● WHAT IS BEING ASKED
Down to the last line, restate the material below exactly.

● WORKING DATA

• • • •

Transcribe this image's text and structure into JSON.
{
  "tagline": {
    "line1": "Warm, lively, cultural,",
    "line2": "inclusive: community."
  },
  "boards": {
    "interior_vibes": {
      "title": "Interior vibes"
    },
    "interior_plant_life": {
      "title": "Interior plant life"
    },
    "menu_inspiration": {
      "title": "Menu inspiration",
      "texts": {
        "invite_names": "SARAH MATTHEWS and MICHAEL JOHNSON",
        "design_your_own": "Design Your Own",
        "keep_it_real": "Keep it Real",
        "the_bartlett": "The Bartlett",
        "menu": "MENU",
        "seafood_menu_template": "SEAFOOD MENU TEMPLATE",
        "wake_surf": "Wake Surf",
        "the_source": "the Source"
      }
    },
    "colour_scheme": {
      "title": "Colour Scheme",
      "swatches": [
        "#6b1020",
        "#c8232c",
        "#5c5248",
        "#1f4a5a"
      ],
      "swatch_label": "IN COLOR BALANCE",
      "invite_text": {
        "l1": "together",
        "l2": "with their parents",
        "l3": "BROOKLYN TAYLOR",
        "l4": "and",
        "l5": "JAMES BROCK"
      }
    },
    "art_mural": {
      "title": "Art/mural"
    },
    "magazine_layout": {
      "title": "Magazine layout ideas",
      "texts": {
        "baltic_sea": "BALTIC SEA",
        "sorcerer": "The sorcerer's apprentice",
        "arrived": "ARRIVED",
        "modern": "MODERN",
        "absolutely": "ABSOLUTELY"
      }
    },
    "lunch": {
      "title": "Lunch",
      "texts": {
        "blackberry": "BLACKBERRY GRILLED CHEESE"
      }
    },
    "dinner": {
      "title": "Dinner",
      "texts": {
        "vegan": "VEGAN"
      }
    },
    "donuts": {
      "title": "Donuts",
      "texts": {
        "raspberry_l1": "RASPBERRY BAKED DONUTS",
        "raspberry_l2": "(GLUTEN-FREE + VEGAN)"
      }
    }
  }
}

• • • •

● SOLUTION FOR THIS TASK
Transcribe this image's text and structure into JSON.
{
  "tagline": {
    "line1": "Warm, lively, cultural,",
    "line2": "inclusive: community."
  },
  "boards": {
    "interior_vibes": {
      "title": "Interior vibes"
    },
    "interior_plant_life": {
      "title": "Interior plant life"
    },
    "menu_inspiration": {
      "title": "Menu inspiration",
      "texts": {
        "invite_names": "SARAH MATTHEWS and MICHAEL JOHNSON",
        "design_your_own": "Design Your Own",
        "keep_it_real": "Keep it Real",
        "the_bartlett": "The Bartlett",
        "menu": "MENU",
        "seafood_menu_template": "SEAFOOD MENU TEMPLATE",
        "wake_surf": "Wake Surf",
        "the_source": "the Source"
      }
    },
    "colour_scheme": {
      "title": "Colour Scheme",
      "swatches": [
        "#6b1020",
        "#c8232c",
        "#5c5248",
        "#1f4a5a"
      ],
      "swatch_label": "IN COLOR BALANCE",
      "invite_text": {
        "l1": "together",
        "l2": "with their parents",
        "l3": "BROOKLYN TAYLOR",
        "l4": "and",
        "l5": "JAMES BROCK"
      }
    },
    "art_mural": {
      "title": "Art/mural"
    },
    "magazine_layout": {
      "title": "Magazine layout ideas",
      "texts": {
        "baltic_sea": "BALTIC SEA",
        "sorcerer": "The sorcerer's apprentice",
        "arrived": "ARRIVED",
        "modern": "MODERN",
        "absolutely": "ABSOLUTELY"
      }
    },
    "lunch": {
      "title": "Lunch",
      "texts": {
        "blackberry": "BLACKBERRY GRILLED CHEESE"
      }
    },
    "dinner": {
      "title": "Dinner",
      "texts": {
        "vegan": "VEGAN"
      }
    },
    "donuts": {
      "title": "Donuts",
      "texts": {
        "raspberry_l1": "RASPBERRY BAKED DONUTS",
        "raspberry_l2": "(GLUTEN-FREE + VEGAN)"
      }
    }
  }
}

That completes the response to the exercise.